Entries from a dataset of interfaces
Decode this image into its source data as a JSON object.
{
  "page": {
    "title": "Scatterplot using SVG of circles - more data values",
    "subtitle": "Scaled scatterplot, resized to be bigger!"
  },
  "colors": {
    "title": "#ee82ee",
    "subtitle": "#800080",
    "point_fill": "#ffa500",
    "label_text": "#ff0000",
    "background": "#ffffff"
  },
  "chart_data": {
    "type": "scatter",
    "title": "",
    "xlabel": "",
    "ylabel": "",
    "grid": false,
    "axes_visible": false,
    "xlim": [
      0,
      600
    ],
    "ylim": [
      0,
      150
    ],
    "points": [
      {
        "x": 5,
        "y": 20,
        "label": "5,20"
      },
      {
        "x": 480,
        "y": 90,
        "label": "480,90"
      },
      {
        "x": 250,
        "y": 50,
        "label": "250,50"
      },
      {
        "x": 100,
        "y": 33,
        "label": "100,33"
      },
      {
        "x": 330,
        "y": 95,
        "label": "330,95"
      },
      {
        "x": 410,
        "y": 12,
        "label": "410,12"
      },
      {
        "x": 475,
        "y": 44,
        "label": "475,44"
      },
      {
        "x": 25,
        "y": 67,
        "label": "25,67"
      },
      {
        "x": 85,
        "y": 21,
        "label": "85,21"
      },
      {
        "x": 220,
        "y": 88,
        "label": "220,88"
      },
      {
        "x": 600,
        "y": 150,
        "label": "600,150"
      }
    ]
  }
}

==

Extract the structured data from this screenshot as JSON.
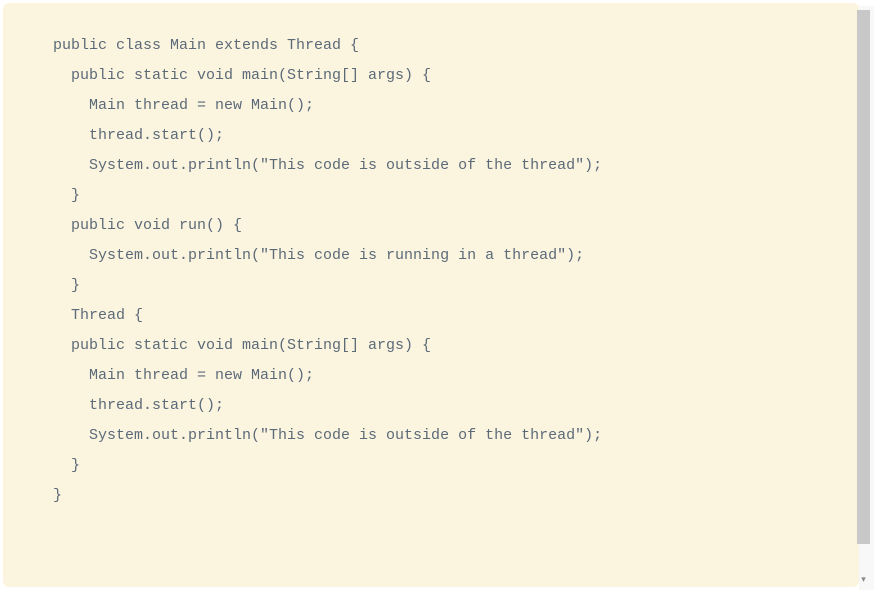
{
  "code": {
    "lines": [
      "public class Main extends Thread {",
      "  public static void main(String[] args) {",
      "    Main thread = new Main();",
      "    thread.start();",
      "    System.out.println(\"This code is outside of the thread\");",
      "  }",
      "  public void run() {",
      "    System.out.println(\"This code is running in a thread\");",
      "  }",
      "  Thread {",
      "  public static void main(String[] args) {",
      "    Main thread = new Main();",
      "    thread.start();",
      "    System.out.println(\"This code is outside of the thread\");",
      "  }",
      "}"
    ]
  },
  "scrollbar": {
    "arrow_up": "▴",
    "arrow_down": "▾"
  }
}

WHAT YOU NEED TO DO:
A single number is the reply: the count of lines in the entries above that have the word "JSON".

OUTPUT OF THE EXERCISE:
2